Data items:
+ + +

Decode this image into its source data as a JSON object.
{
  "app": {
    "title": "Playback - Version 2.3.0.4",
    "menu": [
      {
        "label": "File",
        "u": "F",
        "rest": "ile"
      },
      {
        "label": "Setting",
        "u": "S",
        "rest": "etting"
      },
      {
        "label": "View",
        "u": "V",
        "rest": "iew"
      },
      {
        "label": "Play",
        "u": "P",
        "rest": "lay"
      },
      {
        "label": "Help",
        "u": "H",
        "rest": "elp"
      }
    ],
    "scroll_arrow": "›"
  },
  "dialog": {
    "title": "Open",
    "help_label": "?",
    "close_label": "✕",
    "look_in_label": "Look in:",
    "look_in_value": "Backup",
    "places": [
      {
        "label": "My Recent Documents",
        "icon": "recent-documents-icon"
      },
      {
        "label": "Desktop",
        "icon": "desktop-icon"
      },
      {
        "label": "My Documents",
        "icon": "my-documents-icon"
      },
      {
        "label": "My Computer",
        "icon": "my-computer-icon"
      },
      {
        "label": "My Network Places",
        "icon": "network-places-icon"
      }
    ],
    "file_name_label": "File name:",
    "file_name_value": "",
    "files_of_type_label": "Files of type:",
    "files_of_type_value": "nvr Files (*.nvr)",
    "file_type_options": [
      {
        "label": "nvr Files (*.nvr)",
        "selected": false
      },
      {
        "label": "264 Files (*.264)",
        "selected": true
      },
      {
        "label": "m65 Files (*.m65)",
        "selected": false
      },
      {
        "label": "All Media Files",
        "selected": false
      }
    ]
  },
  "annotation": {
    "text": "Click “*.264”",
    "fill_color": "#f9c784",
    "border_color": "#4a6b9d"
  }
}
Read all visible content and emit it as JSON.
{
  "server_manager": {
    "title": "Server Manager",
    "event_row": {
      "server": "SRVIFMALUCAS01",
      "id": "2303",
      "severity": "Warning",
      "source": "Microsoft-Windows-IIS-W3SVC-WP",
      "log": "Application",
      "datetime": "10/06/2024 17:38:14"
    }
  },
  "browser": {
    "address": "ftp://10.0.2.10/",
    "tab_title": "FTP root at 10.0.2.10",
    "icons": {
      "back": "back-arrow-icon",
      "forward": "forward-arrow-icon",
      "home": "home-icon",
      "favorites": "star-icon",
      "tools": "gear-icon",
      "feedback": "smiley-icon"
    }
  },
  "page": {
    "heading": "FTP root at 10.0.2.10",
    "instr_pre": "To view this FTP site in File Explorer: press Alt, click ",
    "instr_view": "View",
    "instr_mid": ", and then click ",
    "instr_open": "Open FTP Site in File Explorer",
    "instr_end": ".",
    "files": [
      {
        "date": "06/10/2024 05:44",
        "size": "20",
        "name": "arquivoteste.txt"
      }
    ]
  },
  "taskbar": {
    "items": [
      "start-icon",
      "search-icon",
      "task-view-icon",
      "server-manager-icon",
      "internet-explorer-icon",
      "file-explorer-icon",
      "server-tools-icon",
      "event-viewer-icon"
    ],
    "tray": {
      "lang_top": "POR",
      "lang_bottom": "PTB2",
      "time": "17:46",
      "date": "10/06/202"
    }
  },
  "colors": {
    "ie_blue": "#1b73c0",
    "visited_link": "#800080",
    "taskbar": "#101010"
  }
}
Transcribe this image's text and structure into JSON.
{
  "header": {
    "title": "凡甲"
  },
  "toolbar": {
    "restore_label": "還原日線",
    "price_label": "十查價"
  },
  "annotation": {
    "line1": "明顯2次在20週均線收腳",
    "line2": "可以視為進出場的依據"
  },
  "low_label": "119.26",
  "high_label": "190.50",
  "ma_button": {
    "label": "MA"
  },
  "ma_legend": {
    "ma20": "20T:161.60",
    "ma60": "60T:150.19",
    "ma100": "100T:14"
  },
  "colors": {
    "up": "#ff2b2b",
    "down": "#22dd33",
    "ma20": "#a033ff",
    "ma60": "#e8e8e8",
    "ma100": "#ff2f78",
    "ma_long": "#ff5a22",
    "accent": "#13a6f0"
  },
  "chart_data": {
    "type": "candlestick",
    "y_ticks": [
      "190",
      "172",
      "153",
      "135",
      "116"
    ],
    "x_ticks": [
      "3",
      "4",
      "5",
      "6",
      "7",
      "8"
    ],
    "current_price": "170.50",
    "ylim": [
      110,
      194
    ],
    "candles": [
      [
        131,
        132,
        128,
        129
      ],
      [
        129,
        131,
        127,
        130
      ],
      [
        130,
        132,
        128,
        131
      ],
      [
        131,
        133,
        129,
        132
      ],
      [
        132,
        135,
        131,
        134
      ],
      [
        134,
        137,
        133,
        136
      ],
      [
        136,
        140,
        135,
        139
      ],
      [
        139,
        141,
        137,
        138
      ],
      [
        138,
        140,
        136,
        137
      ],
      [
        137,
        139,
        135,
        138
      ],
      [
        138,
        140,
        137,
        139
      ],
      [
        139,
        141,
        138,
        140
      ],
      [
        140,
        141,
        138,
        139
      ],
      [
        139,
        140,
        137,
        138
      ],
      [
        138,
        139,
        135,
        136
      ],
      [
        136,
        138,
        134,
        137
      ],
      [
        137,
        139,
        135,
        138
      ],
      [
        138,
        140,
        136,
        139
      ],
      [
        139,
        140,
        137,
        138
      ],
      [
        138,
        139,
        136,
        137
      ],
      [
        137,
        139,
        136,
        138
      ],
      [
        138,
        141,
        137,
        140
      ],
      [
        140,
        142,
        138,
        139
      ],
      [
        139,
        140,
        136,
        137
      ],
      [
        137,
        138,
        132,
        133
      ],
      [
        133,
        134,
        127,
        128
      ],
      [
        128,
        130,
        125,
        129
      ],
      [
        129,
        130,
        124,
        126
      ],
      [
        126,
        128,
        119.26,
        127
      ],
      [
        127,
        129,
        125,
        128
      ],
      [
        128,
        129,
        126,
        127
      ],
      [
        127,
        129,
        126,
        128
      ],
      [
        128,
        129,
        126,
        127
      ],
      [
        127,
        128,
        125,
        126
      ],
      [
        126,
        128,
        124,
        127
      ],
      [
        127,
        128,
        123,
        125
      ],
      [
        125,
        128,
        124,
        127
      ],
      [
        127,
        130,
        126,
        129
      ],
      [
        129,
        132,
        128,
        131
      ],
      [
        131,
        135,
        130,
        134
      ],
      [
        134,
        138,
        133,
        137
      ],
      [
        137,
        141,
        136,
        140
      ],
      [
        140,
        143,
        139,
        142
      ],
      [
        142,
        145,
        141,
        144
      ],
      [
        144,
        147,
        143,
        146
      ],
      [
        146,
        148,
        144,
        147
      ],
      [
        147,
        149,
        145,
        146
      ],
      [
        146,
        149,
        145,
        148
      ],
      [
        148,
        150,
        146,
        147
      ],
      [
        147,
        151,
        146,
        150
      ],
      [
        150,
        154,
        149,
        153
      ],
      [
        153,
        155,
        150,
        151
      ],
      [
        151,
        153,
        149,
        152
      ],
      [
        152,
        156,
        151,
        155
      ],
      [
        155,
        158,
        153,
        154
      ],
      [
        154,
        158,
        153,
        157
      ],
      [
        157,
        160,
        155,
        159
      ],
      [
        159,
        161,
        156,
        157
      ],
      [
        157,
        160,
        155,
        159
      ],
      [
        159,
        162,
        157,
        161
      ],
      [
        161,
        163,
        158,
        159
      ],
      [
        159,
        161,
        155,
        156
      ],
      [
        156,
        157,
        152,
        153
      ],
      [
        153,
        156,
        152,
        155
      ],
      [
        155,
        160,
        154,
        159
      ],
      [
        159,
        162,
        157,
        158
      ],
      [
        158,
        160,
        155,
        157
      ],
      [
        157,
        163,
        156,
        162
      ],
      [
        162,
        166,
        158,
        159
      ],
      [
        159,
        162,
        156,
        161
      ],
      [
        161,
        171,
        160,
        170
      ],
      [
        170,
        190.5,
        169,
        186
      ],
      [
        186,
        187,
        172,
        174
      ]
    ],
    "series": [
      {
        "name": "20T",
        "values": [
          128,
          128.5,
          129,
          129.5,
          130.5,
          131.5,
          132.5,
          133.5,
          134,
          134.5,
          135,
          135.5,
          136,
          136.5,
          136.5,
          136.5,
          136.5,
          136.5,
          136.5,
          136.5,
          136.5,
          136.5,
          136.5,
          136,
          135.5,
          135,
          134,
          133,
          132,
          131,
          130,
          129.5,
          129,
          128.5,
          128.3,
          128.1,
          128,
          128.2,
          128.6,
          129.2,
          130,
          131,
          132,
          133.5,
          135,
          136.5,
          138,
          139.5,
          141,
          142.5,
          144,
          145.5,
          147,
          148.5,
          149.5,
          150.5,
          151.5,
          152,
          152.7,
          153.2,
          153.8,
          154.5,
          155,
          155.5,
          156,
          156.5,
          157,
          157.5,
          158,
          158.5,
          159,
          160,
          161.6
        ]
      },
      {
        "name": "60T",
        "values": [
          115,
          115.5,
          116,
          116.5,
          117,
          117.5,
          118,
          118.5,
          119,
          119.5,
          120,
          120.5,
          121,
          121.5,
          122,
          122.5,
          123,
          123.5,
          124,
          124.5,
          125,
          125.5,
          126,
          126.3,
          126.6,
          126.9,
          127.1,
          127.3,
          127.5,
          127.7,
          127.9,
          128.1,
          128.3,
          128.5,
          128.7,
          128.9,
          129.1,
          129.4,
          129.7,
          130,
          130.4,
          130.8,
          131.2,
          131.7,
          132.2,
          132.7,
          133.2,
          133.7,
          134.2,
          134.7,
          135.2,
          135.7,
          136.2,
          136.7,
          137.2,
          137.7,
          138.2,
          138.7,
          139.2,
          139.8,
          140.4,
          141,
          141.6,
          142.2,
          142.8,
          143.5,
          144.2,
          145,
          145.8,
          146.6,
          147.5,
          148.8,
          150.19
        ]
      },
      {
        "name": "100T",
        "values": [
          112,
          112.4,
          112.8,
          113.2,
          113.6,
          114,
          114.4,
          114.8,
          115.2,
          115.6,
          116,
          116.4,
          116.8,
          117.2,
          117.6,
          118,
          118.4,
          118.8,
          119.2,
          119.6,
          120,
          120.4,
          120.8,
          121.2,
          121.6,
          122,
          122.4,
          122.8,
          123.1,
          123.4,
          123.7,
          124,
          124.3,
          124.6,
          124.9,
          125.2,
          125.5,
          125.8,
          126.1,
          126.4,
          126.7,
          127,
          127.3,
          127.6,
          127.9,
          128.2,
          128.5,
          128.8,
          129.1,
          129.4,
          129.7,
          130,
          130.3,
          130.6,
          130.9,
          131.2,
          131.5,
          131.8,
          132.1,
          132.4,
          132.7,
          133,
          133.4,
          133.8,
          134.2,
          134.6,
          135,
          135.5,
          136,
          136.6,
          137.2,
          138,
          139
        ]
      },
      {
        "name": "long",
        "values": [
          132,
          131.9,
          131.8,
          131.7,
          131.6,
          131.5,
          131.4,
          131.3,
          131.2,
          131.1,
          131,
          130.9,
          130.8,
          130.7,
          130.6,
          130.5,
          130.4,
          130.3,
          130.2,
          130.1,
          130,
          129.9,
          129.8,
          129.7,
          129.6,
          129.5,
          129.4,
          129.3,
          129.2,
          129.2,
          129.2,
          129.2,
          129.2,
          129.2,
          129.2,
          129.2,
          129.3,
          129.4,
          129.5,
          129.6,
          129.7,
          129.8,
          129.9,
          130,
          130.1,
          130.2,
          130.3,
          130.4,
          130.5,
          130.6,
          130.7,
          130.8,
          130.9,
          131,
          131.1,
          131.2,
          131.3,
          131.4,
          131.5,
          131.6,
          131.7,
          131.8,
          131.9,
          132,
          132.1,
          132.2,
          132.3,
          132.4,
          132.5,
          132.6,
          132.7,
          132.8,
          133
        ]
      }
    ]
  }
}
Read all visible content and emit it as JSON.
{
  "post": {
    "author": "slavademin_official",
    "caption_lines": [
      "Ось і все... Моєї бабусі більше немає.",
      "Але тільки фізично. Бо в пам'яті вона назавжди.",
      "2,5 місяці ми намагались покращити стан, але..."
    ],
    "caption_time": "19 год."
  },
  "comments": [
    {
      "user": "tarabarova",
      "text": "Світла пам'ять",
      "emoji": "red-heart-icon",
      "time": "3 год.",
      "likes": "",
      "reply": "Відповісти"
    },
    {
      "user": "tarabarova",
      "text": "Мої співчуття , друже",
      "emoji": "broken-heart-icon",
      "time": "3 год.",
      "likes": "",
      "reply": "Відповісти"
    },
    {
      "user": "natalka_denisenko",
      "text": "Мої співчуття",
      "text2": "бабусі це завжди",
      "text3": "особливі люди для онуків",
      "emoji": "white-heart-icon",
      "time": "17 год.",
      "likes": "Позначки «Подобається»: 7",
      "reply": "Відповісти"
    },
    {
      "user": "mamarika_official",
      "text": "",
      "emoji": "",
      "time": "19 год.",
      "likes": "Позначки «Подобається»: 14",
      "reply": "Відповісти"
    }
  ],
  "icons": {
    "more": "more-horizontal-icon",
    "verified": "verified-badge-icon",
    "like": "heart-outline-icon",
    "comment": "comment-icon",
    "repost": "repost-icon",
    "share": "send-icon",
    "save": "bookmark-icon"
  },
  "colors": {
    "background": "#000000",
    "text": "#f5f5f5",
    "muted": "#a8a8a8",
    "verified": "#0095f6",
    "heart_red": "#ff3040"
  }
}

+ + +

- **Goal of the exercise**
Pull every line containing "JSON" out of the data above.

- **Written reply**
Decode this image into its source data as a JSON object.
Read all visible content and emit it as JSON.
Transcribe this image's text and structure into JSON.
Read all visible content and emit it as JSON.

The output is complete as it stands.